- **WHAT YOU NEED TO DO**
Say how many lines of these entries include the word "secondItem", and answer with the number alone.

- **RECORDS**

━━━━

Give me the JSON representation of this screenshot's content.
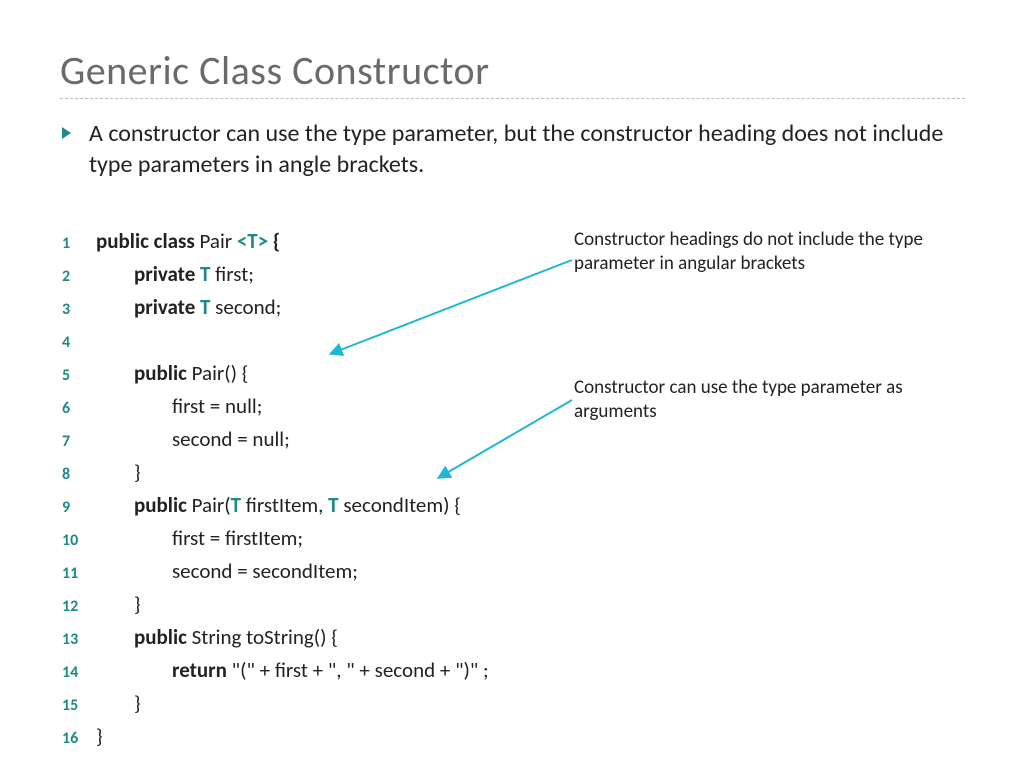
{
  "title": "Generic Class Constructor",
  "bullet": "A constructor can use the type parameter, but the constructor heading does not include type parameters in angle brackets.",
  "annotations": {
    "a1": "Constructor headings do not include the type parameter in angular brackets",
    "a2": "Constructor can use the type parameter as arguments"
  },
  "code": {
    "l1_pre": "public class ",
    "l1_name": "Pair ",
    "l1_t": "<T>",
    "l1_brace": " {",
    "l2_pre": "        private ",
    "l2_t": "T",
    "l2_rest": " first;",
    "l3_pre": "        private ",
    "l3_t": "T",
    "l3_rest": " second;",
    "l4": "",
    "l5_pre": "        public ",
    "l5_rest": "Pair() {",
    "l6": "                first = null;",
    "l7": "                second = null;",
    "l8": "        }",
    "l9_pre": "        public ",
    "l9_a": "Pair(",
    "l9_t1": "T",
    "l9_b": " firstItem, ",
    "l9_t2": "T",
    "l9_c": " secondItem) {",
    "l10": "                first = firstItem;",
    "l11": "                second = secondItem;",
    "l12": "        }",
    "l13_pre": "        public ",
    "l13_rest": "String toString() {",
    "l14_pre": "                return ",
    "l14_rest": "\"(\" + first + \", \" + second + \")\" ;",
    "l15": "        }",
    "l16": "}"
  },
  "linenos": {
    "n1": "1",
    "n2": "2",
    "n3": "3",
    "n4": "4",
    "n5": "5",
    "n6": "6",
    "n7": "7",
    "n8": "8",
    "n9": "9",
    "n10": "10",
    "n11": "11",
    "n12": "12",
    "n13": "13",
    "n14": "14",
    "n15": "15",
    "n16": "16"
  }
}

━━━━

- **RESPONSE TO THE EXERCISE**
2